This is exactly the high-upside guy that minor league contracts with Spring Training invitations were built for, and the Astros are exactly the kind of team where Pavano could sign a one- or two-year contract and actually slot into the rotation. He’s been around a long time and could help bring the youngsters along. It’s a signing that makes a ton of sense to me.
For some reason, no one seems to be throwing awards at the 2012 Houston Astros squad.
So I thought it might be fun to distribute my own awards. And, so, introducing the First Annual All-Astros Award Winners:
Rookie of the Year
In theory, this was a wide-open race. Fifteen different players took the field for the Houston Astros who qualified as rookies. On the offensive side of the ball, third baseman Matt Dominguez led the pace. A piece of the Carlos Lee deal with Miami, Dominguez had a slash line of 284/310/477, with 5 home runs and 16 RBI in 31 games as an Astro.
But Dominguez’s output was dwarfed by fellow rookie Lucas Harrell. Harrell had time on his side – he pitched 193.2 innings in 32 games, all of them starts. He was able to keep the ball inside Minute Maid Park, allowing just 13 home runs. He won double digit games (11-11), with a 3.76 ERA, and 2.8 WAR (by comparison, Dominguez had 0.5 WAR, and NL Rookie of the Year Bryce Harper had 4.9. Arizona’s Wade Miley paced all rookie pitchers with 4.8).
So congrats, Mr. Harrell, you are the first-ever winner of the All-Astros Rookie of the Year Award.
Most Valuable Player
It only seems prudent to divide this award between hitters and pitchers. On the offensive side, shortstop Jed Lowrie may only have played in 97 games in 2012, but his slash line of 244/331/438 is very impressive. He had the best walk rate on the team (11.1%) and a pretty decent strikeout rate, too – just 16.8%. He clubbed 16 home runs and had 42 RBI, both second only to Justin Maxwell, his primary competition for this award. But in the end, Lowrie edged out Maxwell in WAR, wOBA, and wRC+, which makes it awfully hard to pick against him.
On the pitching side, Harrell takes home his second trophy of the night. Bud Norris and Wandy Rodriguez were the next-best, but each fell at least a win lower than Harrell in WAR, and neither came close in ERA or wins, either. Wilton Lopez had some impressive numbers out of the bullpen, but pitched 130 innings fewer than Harrell.

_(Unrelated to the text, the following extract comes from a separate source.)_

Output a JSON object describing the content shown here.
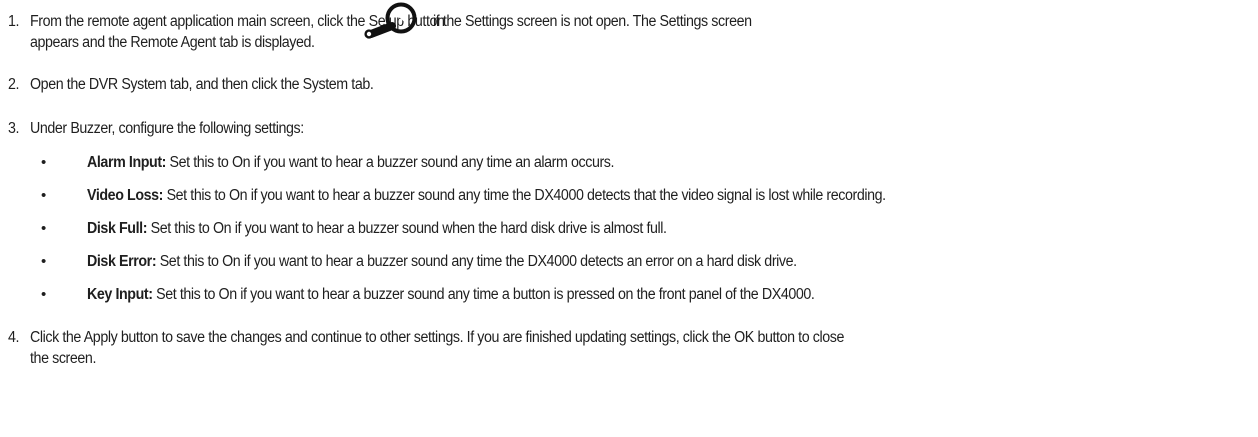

Admittedly, it seems strange to go with Lopez over Harrell here, since Harrell did win the team MVP, but if we’re looking for the best pitcher, I still think the nod has to go to Lopez. He didn’t throw nearly as many innings as Harrell, so his cumulative stats are all a lot lower, but his xFIP of 2.80, a WHIP of 1.04, SIERA of 2.53, and a 20.8% strikeout rate (and 3.1% walk rate) are all miles better than Harrell. If the Astros had found themselves in more high-leverage situations, Lopez could have been called on to throw more innings. Since he didn’t, his overall value may pale next to Harrell, but compiling 1.4 WAR in just over 66 innings is nothing to scoff at.

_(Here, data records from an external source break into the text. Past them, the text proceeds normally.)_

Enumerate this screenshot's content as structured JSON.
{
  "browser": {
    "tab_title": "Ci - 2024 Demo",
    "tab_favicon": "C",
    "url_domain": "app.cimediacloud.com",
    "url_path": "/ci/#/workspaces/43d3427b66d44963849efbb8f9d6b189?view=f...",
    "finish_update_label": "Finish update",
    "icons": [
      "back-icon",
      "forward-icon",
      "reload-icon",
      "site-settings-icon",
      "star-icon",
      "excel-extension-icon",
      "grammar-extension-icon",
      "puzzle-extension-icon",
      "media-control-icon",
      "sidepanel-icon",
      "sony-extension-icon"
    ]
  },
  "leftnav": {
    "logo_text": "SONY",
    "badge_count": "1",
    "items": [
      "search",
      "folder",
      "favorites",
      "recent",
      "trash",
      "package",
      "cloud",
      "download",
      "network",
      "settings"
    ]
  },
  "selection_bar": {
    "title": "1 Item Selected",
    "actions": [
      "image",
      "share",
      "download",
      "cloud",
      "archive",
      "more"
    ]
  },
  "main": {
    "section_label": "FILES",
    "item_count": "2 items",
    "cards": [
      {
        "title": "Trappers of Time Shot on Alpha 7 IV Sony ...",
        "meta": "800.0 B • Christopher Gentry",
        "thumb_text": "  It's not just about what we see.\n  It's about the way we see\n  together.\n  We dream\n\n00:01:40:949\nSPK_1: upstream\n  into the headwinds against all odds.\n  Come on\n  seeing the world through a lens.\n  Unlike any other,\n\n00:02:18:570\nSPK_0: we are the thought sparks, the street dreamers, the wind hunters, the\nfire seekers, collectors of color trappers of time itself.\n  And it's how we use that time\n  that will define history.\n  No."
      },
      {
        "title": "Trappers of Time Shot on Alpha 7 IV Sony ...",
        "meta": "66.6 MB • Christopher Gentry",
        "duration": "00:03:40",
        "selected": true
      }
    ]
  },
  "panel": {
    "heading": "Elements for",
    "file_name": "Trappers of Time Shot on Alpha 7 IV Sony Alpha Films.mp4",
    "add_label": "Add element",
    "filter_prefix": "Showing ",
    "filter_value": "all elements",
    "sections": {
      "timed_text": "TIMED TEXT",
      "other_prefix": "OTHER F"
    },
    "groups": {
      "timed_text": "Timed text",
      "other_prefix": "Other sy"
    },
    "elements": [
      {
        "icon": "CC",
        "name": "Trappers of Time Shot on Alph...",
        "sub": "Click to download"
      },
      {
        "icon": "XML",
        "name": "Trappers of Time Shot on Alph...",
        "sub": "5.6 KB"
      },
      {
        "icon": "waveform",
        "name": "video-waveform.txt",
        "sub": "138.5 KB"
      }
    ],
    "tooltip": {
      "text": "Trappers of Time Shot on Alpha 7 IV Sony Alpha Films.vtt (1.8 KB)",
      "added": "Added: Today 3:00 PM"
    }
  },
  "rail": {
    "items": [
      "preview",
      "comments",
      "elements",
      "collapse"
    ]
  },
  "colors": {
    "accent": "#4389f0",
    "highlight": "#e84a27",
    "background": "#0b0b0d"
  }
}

I’m going to break this award up, as well. It’s hard to find a defensive metric where Justin Maxwell wasn’t the best in 2012, but there is one, which we’ll get to later. Maxwell more than doubled his nearest competitor (Brandon Barnes) in UZR. His ARM, RngR, and ErrR are all at the very top of the team. But there is one area where he lost out.

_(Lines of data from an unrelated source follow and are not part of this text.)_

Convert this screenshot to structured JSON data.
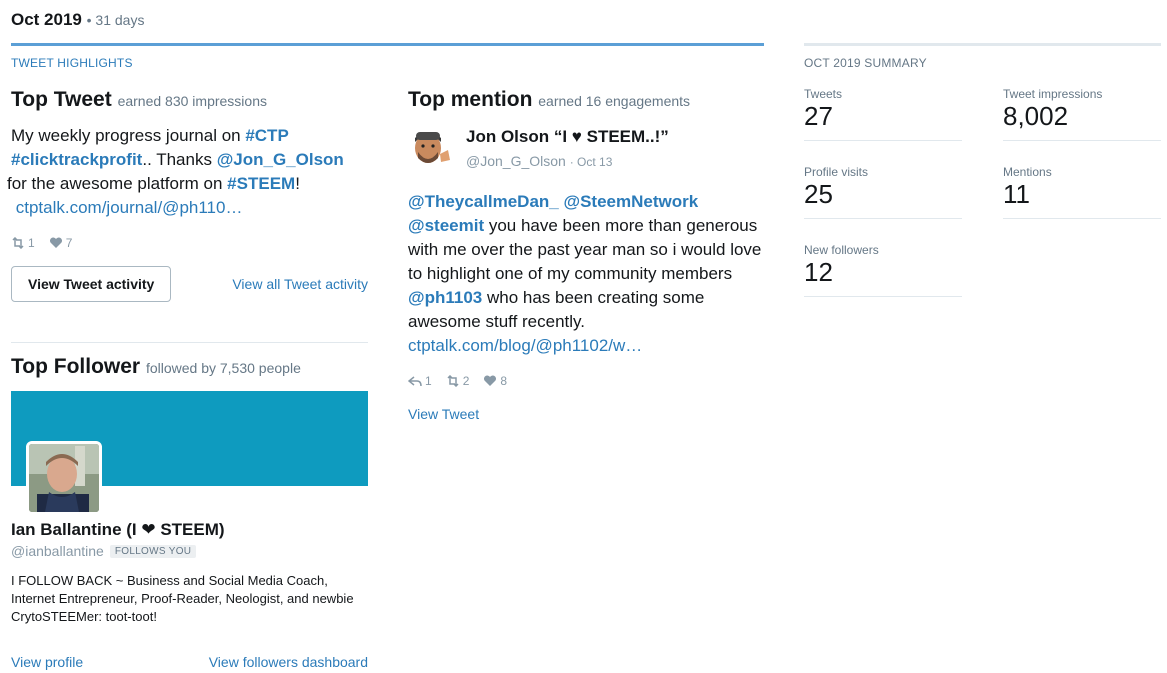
{
  "header": {
    "month": "Oct 2019",
    "days": "• 31 days"
  },
  "highlights": {
    "label": "TWEET HIGHLIGHTS",
    "top_tweet": {
      "title": "Top Tweet",
      "subtitle": "earned 830 impressions",
      "text_1": "My weekly progress journal on ",
      "tag_1": "#CTP",
      "tag_2": "#clicktrackprofit",
      "text_2": ".. Thanks ",
      "mention_1": "@Jon_G_Olson",
      "text_3": " for the awesome platform on ",
      "tag_3": "#STEEM",
      "text_4": "!",
      "url": "ctptalk.com/journal/@ph110…",
      "retweets": "1",
      "likes": "7",
      "button": "View Tweet activity",
      "link": "View all Tweet activity"
    },
    "top_follower": {
      "title": "Top Follower",
      "subtitle": "followed by 7,530 people",
      "name": "Ian Ballantine (I ❤ STEEM)",
      "handle": "@ianballantine",
      "badge": "FOLLOWS YOU",
      "bio": "I FOLLOW BACK ~ Business and Social Media Coach, Internet Entrepreneur, Proof-Reader, Neologist, and newbie CrytoSTEEMer: toot-toot!",
      "link_profile": "View profile",
      "link_dashboard": "View followers dashboard"
    },
    "top_mention": {
      "title": "Top mention",
      "subtitle": "earned 16 engagements",
      "name": "Jon Olson “I ♥ STEEM..!”",
      "handle": "@Jon_G_Olson",
      "date": "· Oct 13",
      "m1": "@TheycallmeDan_",
      "m2": "@SteemNetwork",
      "m3": "@steemit",
      "text_1": " you have been more than generous with me over the past year man so i would love to highlight one of my community members ",
      "m4": "@ph1103",
      "text_2": " who has been creating some awesome stuff recently.",
      "url": "ctptalk.com/blog/@ph1102/w…",
      "replies": "1",
      "retweets": "2",
      "likes": "8",
      "link": "View Tweet"
    }
  },
  "summary": {
    "label": "OCT 2019 SUMMARY",
    "tweets_label": "Tweets",
    "tweets": "27",
    "impressions_label": "Tweet impressions",
    "impressions": "8,002",
    "visits_label": "Profile visits",
    "visits": "25",
    "mentions_label": "Mentions",
    "mentions": "11",
    "followers_label": "New followers",
    "followers": "12"
  },
  "colors": {
    "accent": "#2b7bb9",
    "banner": "#0e9bbf",
    "rule": "#5b9fd6"
  }
}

Brian Bixler – signed this morning by the Mets, by the way – may have played just 59 innings at the major league level last season, but he did it all over the field. Second base, third base, shortstop, and both corner outfield positions. His 73.3 UZR/150 is impressive – almost 2.5 times Maxwell’s 29.4. So he wins as the best overall defender, though Maxwell wins as the best full-timer in the field.
As mentioned above, there isn’t an offensive metric where Jed Lowrie didn’t dominate his teammates in 2012. Though Maxwell did end up providing more power (.232 ISO to .194), he simply couldn’t get on base anywhere near as often as Lowrie. Lowrie’s value comes from putting the ball in play. He led the team in wOBA, wRC+, and WAR. It’s difficult to get past Lowrie’s numbers, though Maxwell’s output can’t be denied. Still, in overall offensive capability, I have to go with Lowrie.